[Opening DATA FOR THIS EXERCISE section]
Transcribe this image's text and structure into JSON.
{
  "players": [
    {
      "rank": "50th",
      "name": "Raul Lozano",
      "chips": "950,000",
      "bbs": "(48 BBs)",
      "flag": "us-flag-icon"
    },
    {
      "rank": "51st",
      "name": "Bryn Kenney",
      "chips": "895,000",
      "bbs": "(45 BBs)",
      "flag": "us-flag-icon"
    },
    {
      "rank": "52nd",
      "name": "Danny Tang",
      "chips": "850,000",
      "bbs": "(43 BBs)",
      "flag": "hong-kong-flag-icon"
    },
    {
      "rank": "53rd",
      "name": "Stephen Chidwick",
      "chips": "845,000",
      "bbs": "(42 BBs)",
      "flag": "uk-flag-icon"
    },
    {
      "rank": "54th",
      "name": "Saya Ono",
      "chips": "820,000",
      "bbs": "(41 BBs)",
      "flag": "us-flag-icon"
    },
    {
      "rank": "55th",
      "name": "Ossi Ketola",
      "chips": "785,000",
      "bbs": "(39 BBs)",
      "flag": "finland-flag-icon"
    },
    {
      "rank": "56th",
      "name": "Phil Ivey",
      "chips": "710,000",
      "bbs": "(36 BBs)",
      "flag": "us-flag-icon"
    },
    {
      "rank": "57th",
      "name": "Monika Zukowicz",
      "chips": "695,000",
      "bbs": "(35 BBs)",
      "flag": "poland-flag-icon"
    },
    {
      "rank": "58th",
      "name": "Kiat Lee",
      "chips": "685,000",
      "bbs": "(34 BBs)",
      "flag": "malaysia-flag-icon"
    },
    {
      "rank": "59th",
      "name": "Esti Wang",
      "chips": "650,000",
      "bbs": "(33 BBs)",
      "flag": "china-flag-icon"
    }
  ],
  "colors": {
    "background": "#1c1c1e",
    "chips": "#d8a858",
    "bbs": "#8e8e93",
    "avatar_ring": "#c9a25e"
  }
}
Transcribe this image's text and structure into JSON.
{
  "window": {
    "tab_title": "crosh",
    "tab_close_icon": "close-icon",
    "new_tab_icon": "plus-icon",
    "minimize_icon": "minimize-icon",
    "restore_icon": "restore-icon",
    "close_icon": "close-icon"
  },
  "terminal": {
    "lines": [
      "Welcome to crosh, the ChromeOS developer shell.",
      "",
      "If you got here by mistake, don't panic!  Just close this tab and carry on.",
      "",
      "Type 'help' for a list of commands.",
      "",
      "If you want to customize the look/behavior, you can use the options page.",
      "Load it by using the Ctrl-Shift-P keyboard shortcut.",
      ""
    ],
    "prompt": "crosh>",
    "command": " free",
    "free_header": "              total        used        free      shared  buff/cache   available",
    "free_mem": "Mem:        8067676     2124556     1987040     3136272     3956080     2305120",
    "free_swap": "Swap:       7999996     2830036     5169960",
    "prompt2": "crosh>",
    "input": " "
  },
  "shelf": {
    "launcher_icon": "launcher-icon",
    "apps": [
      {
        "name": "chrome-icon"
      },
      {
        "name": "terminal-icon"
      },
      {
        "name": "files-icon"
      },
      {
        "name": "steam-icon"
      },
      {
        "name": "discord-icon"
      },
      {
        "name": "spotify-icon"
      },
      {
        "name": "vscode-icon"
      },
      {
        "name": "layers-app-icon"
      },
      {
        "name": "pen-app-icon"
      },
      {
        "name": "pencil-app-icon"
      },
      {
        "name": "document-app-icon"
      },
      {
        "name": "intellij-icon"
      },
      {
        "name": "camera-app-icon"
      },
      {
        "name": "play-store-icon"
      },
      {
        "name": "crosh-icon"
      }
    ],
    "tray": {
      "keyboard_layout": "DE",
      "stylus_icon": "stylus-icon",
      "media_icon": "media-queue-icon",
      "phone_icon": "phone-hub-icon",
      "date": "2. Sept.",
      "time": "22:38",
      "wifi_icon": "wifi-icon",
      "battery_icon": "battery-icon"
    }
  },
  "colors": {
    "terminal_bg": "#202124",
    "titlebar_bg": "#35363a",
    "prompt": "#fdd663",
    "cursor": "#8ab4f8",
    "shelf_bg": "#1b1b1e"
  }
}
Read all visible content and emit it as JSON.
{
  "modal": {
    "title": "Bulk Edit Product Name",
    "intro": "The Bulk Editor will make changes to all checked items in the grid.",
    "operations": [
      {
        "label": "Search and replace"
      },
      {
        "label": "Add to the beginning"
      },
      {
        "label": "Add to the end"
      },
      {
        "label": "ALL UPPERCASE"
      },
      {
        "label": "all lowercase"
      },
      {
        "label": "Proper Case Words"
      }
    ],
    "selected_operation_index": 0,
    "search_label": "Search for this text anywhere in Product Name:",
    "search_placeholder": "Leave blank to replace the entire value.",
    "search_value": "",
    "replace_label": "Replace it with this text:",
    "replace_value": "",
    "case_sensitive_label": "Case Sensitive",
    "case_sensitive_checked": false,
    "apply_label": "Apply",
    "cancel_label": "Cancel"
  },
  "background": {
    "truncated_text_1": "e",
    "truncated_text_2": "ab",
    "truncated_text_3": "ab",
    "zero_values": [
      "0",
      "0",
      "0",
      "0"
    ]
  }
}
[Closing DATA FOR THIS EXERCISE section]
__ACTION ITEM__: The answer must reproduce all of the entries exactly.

__RESPONSE TO THE TASK__:
Transcribe this image's text and structure into JSON.
{
  "players": [
    {
      "rank": "50th",
      "name": "Raul Lozano",
      "chips": "950,000",
      "bbs": "(48 BBs)",
      "flag": "us-flag-icon"
    },
    {
      "rank": "51st",
      "name": "Bryn Kenney",
      "chips": "895,000",
      "bbs": "(45 BBs)",
      "flag": "us-flag-icon"
    },
    {
      "rank": "52nd",
      "name": "Danny Tang",
      "chips": "850,000",
      "bbs": "(43 BBs)",
      "flag": "hong-kong-flag-icon"
    },
    {
      "rank": "53rd",
      "name": "Stephen Chidwick",
      "chips": "845,000",
      "bbs": "(42 BBs)",
      "flag": "uk-flag-icon"
    },
    {
      "rank": "54th",
      "name": "Saya Ono",
      "chips": "820,000",
      "bbs": "(41 BBs)",
      "flag": "us-flag-icon"
    },
    {
      "rank": "55th",
      "name": "Ossi Ketola",
      "chips": "785,000",
      "bbs": "(39 BBs)",
      "flag": "finland-flag-icon"
    },
    {
      "rank": "56th",
      "name": "Phil Ivey",
      "chips": "710,000",
      "bbs": "(36 BBs)",
      "flag": "us-flag-icon"
    },
    {
      "rank": "57th",
      "name": "Monika Zukowicz",
      "chips": "695,000",
      "bbs": "(35 BBs)",
      "flag": "poland-flag-icon"
    },
    {
      "rank": "58th",
      "name": "Kiat Lee",
      "chips": "685,000",
      "bbs": "(34 BBs)",
      "flag": "malaysia-flag-icon"
    },
    {
      "rank": "59th",
      "name": "Esti Wang",
      "chips": "650,000",
      "bbs": "(33 BBs)",
      "flag": "china-flag-icon"
    }
  ],
  "colors": {
    "background": "#1c1c1e",
    "chips": "#d8a858",
    "bbs": "#8e8e93",
    "avatar_ring": "#c9a25e"
  }
}
Transcribe this image's text and structure into JSON.
{
  "window": {
    "tab_title": "crosh",
    "tab_close_icon": "close-icon",
    "new_tab_icon": "plus-icon",
    "minimize_icon": "minimize-icon",
    "restore_icon": "restore-icon",
    "close_icon": "close-icon"
  },
  "terminal": {
    "lines": [
      "Welcome to crosh, the ChromeOS developer shell.",
      "",
      "If you got here by mistake, don't panic!  Just close this tab and carry on.",
      "",
      "Type 'help' for a list of commands.",
      "",
      "If you want to customize the look/behavior, you can use the options page.",
      "Load it by using the Ctrl-Shift-P keyboard shortcut.",
      ""
    ],
    "prompt": "crosh>",
    "command": " free",
    "free_header": "              total        used        free      shared  buff/cache   available",
    "free_mem": "Mem:        8067676     2124556     1987040     3136272     3956080     2305120",
    "free_swap": "Swap:       7999996     2830036     5169960",
    "prompt2": "crosh>",
    "input": " "
  },
  "shelf": {
    "launcher_icon": "launcher-icon",
    "apps": [
      {
        "name": "chrome-icon"
      },
      {
        "name": "terminal-icon"
      },
      {
        "name": "files-icon"
      },
      {
        "name": "steam-icon"
      },
      {
        "name": "discord-icon"
      },
      {
        "name": "spotify-icon"
      },
      {
        "name": "vscode-icon"
      },
      {
        "name": "layers-app-icon"
      },
      {
        "name": "pen-app-icon"
      },
      {
        "name": "pencil-app-icon"
      },
      {
        "name": "document-app-icon"
      },
      {
        "name": "intellij-icon"
      },
      {
        "name": "camera-app-icon"
      },
      {
        "name": "play-store-icon"
      },
      {
        "name": "crosh-icon"
      }
    ],
    "tray": {
      "keyboard_layout": "DE",
      "stylus_icon": "stylus-icon",
      "media_icon": "media-queue-icon",
      "phone_icon": "phone-hub-icon",
      "date": "2. Sept.",
      "time": "22:38",
      "wifi_icon": "wifi-icon",
      "battery_icon": "battery-icon"
    }
  },
  "colors": {
    "terminal_bg": "#202124",
    "titlebar_bg": "#35363a",
    "prompt": "#fdd663",
    "cursor": "#8ab4f8",
    "shelf_bg": "#1b1b1e"
  }
}
Read all visible content and emit it as JSON.
{
  "modal": {
    "title": "Bulk Edit Product Name",
    "intro": "The Bulk Editor will make changes to all checked items in the grid.",
    "operations": [
      {
        "label": "Search and replace"
      },
      {
        "label": "Add to the beginning"
      },
      {
        "label": "Add to the end"
      },
      {
        "label": "ALL UPPERCASE"
      },
      {
        "label": "all lowercase"
      },
      {
        "label": "Proper Case Words"
      }
    ],
    "selected_operation_index": 0,
    "search_label": "Search for this text anywhere in Product Name:",
    "search_placeholder": "Leave blank to replace the entire value.",
    "search_value": "",
    "replace_label": "Replace it with this text:",
    "replace_value": "",
    "case_sensitive_label": "Case Sensitive",
    "case_sensitive_checked": false,
    "apply_label": "Apply",
    "cancel_label": "Cancel"
  },
  "background": {
    "truncated_text_1": "e",
    "truncated_text_2": "ab",
    "truncated_text_3": "ab",
    "zero_values": [
      "0",
      "0",
      "0",
      "0"
    ]
  }
}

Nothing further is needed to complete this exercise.